Modern digital cinema cameras continue to evolve at breathtaking speed. Light sensitivity, resolution and dynamic range have increased exponentially in just the past few years. While modern cameras are highly dependent on lens technology, processing, storage and the advanced electrical engineering that allows for innovative new features, at the center of this progress lies what's probably the single most important and significant part of a digital camera: the imaging sensor.
Just a few short years ago, who would have thought that Sony and RED would introduce 8K and 6K sensors in the F65 and EPIC cameras, respectively? Who would have thought that ARRI would have made the successful change from a premier maker of motion-picture film cameras to a premier maker of one of the most popular digital cinema camera systems, the ALEXA? Who could have envisioned that Canon's latest DSLR, the EOS 5D Mark III, would continue to represent an almost unheard-of cost-to-image-quality ratio with the $3,500 camera seeing seemingly constant use in television shows and feature films, as well as indie production?
While all of the new features and technology have driven camera technology forward, at its heart, it has been the advances in imaging technology that have served as the catalyst for this latest step.

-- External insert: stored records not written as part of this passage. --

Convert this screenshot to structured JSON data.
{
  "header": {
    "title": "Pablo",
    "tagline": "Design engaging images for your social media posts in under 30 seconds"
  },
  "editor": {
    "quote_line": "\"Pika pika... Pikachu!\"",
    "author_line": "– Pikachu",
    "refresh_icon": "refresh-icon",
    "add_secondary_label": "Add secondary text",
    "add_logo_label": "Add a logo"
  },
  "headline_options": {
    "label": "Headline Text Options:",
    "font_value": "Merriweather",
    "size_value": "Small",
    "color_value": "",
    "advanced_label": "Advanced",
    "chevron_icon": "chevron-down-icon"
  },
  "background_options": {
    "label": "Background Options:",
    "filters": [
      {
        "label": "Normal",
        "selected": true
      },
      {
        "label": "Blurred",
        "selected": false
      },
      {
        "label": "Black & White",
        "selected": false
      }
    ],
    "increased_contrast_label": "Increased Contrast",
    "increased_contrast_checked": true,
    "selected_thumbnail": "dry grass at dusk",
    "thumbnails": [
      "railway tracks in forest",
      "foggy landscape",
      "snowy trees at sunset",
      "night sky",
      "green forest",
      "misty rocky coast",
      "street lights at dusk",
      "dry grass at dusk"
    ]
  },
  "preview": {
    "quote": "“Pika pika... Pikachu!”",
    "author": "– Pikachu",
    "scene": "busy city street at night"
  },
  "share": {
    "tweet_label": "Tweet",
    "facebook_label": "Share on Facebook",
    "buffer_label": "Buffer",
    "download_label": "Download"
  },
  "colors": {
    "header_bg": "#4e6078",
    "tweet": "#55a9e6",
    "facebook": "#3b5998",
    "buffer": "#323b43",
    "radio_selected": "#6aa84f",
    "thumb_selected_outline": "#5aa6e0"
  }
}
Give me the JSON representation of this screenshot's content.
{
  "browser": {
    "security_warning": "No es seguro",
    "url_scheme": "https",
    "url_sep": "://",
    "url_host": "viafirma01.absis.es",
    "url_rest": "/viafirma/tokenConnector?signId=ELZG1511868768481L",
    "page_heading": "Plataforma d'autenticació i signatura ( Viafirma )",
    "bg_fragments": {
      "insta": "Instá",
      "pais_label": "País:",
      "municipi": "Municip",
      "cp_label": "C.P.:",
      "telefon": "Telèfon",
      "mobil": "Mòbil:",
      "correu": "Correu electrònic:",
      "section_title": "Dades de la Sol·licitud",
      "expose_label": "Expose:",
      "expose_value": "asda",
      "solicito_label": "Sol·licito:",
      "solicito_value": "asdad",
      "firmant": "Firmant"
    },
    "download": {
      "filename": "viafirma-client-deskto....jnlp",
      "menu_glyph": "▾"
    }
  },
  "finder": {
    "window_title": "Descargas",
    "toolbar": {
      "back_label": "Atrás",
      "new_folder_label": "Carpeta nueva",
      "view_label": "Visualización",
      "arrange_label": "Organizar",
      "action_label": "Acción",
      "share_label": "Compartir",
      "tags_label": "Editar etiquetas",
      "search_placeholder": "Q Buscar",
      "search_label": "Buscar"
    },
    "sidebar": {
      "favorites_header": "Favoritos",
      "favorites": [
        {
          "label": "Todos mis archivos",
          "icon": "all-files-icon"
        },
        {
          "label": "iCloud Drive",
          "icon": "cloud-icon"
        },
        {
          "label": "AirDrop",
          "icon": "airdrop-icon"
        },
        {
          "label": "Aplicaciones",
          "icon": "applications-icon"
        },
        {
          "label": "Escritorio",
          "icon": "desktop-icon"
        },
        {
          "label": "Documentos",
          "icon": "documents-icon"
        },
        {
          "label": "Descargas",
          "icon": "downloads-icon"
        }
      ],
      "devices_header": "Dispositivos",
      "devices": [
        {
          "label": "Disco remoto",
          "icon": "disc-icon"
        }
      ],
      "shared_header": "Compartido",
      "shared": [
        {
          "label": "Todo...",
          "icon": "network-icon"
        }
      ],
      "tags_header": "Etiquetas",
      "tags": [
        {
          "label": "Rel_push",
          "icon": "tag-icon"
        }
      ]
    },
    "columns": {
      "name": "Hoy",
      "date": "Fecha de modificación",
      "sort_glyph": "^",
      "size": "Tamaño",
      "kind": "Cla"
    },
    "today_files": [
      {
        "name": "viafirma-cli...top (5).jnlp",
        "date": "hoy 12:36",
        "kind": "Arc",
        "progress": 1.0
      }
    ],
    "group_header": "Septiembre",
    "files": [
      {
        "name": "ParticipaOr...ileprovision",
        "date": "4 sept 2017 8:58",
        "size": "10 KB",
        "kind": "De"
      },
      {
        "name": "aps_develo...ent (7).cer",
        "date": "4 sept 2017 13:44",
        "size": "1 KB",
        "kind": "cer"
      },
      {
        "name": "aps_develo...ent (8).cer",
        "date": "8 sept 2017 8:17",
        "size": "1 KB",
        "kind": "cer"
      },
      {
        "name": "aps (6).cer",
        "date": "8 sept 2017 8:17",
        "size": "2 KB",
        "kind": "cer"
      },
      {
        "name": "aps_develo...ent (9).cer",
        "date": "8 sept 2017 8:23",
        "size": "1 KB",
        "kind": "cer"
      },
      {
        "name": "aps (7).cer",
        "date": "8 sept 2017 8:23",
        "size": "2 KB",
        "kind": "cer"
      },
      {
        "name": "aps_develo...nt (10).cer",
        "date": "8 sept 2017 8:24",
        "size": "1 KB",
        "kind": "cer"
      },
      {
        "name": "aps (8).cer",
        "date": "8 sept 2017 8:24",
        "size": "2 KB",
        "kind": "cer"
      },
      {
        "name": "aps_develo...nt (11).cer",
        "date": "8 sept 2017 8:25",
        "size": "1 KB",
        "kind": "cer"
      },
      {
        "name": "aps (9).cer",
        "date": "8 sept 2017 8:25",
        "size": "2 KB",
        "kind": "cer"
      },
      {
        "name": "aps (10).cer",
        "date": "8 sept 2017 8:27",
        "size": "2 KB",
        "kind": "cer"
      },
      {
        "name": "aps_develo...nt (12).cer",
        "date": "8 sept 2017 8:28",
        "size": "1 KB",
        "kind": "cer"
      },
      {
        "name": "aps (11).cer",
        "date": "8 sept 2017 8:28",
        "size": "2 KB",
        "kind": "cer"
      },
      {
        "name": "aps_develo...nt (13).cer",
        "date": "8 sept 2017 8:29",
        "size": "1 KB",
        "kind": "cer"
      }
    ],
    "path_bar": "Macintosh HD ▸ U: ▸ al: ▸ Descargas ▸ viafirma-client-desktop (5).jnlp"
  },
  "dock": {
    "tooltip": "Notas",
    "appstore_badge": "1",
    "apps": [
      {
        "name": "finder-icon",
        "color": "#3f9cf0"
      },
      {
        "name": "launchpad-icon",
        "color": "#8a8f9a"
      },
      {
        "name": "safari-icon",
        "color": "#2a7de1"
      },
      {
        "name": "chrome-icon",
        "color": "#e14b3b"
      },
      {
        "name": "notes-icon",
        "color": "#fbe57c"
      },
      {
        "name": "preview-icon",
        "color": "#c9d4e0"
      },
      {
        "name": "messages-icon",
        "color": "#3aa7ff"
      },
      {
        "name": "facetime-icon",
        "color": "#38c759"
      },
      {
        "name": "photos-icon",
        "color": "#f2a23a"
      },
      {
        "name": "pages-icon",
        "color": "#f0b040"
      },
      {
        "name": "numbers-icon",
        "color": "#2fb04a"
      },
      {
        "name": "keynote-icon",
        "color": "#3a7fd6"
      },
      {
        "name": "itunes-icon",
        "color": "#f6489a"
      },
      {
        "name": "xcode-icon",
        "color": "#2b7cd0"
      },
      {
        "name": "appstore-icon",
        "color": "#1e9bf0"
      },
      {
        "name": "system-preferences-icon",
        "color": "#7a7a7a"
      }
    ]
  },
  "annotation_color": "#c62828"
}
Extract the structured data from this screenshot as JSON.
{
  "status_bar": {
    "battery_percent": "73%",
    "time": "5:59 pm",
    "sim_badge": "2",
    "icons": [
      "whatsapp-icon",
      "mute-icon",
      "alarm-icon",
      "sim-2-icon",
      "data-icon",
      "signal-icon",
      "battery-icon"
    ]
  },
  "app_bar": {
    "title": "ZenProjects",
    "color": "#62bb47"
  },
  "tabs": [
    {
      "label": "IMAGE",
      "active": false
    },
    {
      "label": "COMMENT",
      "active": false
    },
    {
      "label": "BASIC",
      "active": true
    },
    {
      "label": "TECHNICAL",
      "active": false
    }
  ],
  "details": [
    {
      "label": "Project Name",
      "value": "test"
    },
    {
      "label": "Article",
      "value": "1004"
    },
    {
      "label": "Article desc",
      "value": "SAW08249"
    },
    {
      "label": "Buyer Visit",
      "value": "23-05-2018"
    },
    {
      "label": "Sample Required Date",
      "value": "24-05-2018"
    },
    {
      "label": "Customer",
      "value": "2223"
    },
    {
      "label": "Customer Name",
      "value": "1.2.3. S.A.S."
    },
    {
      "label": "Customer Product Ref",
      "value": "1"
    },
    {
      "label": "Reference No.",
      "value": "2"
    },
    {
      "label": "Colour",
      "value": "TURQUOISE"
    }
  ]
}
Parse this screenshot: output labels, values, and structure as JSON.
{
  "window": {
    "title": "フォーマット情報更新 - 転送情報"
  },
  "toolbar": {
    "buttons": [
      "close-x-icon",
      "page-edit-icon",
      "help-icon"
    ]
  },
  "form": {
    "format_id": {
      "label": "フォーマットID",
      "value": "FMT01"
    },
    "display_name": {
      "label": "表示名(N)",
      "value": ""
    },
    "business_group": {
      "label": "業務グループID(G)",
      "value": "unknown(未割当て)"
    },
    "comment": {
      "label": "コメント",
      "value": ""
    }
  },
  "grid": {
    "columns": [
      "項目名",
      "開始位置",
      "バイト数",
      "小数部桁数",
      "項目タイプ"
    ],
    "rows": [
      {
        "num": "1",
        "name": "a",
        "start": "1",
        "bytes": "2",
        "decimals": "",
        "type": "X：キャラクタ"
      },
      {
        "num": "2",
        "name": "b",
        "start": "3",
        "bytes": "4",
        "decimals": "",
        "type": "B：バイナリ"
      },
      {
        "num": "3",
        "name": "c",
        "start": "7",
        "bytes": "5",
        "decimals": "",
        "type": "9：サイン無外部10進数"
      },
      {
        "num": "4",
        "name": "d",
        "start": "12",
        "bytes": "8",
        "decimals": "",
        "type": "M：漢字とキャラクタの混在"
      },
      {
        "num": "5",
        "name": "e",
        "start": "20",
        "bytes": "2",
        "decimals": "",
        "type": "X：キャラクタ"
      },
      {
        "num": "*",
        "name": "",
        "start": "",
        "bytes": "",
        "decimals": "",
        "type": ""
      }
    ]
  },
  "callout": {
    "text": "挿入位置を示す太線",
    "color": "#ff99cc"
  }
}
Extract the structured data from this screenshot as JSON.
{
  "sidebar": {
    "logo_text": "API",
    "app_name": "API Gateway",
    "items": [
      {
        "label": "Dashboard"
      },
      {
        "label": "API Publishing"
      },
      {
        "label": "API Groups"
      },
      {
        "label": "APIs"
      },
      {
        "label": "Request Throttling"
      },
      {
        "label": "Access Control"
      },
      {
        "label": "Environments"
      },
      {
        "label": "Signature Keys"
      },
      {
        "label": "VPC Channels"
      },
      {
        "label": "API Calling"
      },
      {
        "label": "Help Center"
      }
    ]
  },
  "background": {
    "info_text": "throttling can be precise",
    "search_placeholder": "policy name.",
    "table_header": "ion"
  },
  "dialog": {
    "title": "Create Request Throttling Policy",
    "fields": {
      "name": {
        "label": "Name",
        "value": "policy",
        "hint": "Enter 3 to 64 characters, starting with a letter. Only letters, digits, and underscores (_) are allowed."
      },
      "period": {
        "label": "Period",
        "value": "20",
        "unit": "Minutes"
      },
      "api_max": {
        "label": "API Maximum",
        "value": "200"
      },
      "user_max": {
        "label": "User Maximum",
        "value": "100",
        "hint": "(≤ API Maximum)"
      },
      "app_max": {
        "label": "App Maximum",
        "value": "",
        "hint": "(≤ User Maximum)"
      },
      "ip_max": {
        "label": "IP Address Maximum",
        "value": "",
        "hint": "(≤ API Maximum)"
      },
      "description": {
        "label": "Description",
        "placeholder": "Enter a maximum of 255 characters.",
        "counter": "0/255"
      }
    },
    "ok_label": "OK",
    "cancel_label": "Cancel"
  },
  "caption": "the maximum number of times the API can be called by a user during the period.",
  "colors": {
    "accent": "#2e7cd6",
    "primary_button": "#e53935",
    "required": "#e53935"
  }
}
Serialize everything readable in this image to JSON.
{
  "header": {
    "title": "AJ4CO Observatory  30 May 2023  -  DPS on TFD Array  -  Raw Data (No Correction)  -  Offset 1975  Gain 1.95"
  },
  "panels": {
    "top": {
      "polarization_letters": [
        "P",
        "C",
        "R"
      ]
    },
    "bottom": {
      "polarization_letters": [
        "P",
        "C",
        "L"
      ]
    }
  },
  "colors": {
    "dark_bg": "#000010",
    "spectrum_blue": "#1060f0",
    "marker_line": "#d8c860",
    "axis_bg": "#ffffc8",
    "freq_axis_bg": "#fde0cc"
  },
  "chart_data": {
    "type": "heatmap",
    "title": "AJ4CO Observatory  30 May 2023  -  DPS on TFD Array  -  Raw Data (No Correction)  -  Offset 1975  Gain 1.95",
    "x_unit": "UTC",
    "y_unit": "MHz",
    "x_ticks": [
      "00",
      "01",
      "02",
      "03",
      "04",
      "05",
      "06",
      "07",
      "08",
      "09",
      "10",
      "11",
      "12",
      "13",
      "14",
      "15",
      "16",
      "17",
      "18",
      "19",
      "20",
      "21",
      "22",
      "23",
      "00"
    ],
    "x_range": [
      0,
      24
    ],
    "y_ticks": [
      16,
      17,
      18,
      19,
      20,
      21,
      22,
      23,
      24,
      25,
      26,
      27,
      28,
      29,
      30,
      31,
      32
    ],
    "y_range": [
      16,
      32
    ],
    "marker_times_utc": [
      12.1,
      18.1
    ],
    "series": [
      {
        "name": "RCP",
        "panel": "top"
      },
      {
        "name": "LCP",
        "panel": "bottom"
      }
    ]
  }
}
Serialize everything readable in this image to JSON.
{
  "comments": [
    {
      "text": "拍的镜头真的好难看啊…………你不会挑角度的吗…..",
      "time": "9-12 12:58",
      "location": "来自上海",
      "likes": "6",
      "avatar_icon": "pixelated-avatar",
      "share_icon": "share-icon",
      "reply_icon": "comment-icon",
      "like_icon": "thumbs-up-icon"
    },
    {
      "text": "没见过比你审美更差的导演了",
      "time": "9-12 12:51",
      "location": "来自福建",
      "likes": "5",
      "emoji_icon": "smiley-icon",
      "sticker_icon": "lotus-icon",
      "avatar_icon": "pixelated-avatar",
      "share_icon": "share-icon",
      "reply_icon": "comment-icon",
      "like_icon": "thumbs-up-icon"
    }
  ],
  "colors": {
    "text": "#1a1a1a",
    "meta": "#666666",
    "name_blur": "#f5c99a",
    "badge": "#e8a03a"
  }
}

Let's take a look under the hood at the imaging technology that drives each of the four most popular digital cinema cameras on the market.
Introduced in March 2010, the ARRI ALEXA has quickly gained a solid foothold in the world of feature film and television work by its differentiation in the market as one of the first true digital cinema cameras (www.arridigital.com). The ALEXA is based on an ARRI-designed CMOS sensor, which offers a base sensitivity equivalent to 800 ASA, low noise and unsurpassed latitude that exceeds 13 stops.
Although the science behind the breakthrough performance of ALEXA's custom-designed CMOS sensor is complex, the use of large pixels and a Dual Gain Architecture (DGA) are its two main principles. By employing unusually large pixels, ALEXA's sensor exhibits high sensitivity, wide exposure latitude and low crosstalk. DGA simultaneously provides two separate read-out paths from each pixel with different amplification. The first path contains the regular, highly amplified signal. The second path contains a signal with lower amplification to capture the information that's clipped in the first path. Both paths feed into the camera's A/D converters, delivering a 14-bit image for each path. These images are then combined into a single, 16-bit, high-dynamic-range image. This method enhances low-light performance and prevents the highlights from being clipped, thereby significantly extending the dynamic range of the image.
ALEXA's sensor design provides 32 pairs of outputs. Each channel is divided into a high-amplification (gain) path (H) and a low-gain path (L), resulting in 64 channels arriving at the 14-bit A/D converters. In the final images, the shadow areas are reconstructed from the high-gain path and the highlights are reconstructed from the low-gain path for an image containing meaningful luminance information in all 16 bits.